Time and tide will admit no delaying.
Take a boozy short leave of your nymphs on the shore,
And silence their mourning
With vows of returning
But never intending to visit them more.The Sailors' DanceEnter the Sorceress, and her Enchantresses
See the flags and streamers curling
Anchors weighing, sails unfurling.
Phoebe's pale deluding beams
Gilding o'er deceitful streams.
Our plot has took,
The Queen's forsook.
Elissa's ruin'd, ho, ho!
Our plot has took,
The Queen's forsook, ho, ho!
Our next Motion
Must be to storm her lover on the ocean!
From the ruin of others our pleasures we borrow;

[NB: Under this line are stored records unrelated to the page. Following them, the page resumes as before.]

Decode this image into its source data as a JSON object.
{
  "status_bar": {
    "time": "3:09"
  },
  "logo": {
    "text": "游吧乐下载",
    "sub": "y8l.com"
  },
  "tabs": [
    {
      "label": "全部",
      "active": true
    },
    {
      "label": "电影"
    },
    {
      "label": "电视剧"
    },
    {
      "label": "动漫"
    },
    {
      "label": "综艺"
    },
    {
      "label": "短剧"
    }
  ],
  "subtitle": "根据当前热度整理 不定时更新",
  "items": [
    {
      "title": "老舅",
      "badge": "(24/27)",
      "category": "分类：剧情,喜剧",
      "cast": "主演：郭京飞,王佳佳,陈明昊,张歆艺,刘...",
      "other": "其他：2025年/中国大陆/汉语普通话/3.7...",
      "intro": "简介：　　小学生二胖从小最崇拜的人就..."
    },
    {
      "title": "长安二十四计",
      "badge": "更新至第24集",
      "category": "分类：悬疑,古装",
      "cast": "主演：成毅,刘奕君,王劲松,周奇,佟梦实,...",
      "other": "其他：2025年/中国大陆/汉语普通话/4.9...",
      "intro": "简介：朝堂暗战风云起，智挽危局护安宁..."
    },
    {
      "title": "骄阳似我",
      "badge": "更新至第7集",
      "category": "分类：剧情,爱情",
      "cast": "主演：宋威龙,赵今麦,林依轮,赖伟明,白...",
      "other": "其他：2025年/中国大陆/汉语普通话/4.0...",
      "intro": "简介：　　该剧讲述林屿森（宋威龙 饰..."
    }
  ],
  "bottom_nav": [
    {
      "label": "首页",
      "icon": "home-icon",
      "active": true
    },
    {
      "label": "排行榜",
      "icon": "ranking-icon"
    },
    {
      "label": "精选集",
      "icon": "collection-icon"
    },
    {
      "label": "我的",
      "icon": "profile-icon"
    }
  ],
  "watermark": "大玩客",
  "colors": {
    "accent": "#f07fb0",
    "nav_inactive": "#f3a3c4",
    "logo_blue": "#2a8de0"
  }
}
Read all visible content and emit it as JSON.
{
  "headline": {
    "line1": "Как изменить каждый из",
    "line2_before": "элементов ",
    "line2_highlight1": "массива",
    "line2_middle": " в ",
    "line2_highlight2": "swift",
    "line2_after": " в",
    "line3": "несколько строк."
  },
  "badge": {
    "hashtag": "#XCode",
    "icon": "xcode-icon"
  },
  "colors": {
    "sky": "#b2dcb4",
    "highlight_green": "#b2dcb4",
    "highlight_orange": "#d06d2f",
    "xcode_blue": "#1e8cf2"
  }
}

Elissa bleeds tonight, and Carthage flames tomorrow.
Destruction's our delight
Delight our greatest sorrow!
Elissa dies tonight,
And Carthage flames tomorrow. Ha, ha!The Witches' DanceJack of the the Lanthorn leads the sailors out of their way among the Enchantresses.
SCENE IIThe palace
Enter Dido, Belinda and train
Your counsel all is urg'd in vain,
To Earth and Heaven I will complain!
To Earth and Heaven why do I call?
Earth and Heaven conspire my fall.
To Fate I sue, of other means bereft,
The only refuge for the wretched left.Enter Aeneas
See, Madam, see where the Prince appears;
Such sorrow in his look he bears
As would convince you still he's true.
What shall lost Aeneas do?
How, Royal Fair, shall I impart
The God's decree, and tell you we must part?
Thus on the fatal Banks of Nile,
Weeps the deceitful crocodile;
Thus hypocrites, that murder act,
Make Heaven and Gods the authors of the Fact.
By all that's good ...
By all that's good, no more!
All that's good you have forswore.
To your promis'd empire fly
And let forsaken Dido die.
In spite of Jove's command, I'll stay,
Offend the Gods, and Love obey.
No, faithless man, thy course pursue;
I'm now resolv'd as well as you.
No repentance shall reclaim
The injur'd Dido's slighted flame.
For 'tis enough, whate'er you now decree,
That you had once a thought of leaving me.
Let Jove say
what he will: I'll stay!
Away, away! No, no, away!
No, no, I'll stay, and Love obey!
To Death I'll fly
If longer you delay;
Away, away!.....Exit Aeneas
But Death, alas! I cannot shun;
Death must come when he is gone.
Great minds against themselves conspire
And shun the cure they most desire.
Thy hand, Belinda; darkness shades me,
On thy bosom let me rest,
More I would, but Death invades me;
Death is now a welcome guest.
When I am laid in earth,
May my wrongs create
No trouble in thy breast;
Remember me, but ah! forget my fate.Cupids appear in the clouds o'er her tomb
With drooping wings you Cupids come,
And scatter roses on her tomb.
Soft and gentle as her heart
Keep here your watch, and never part.Cupids Dance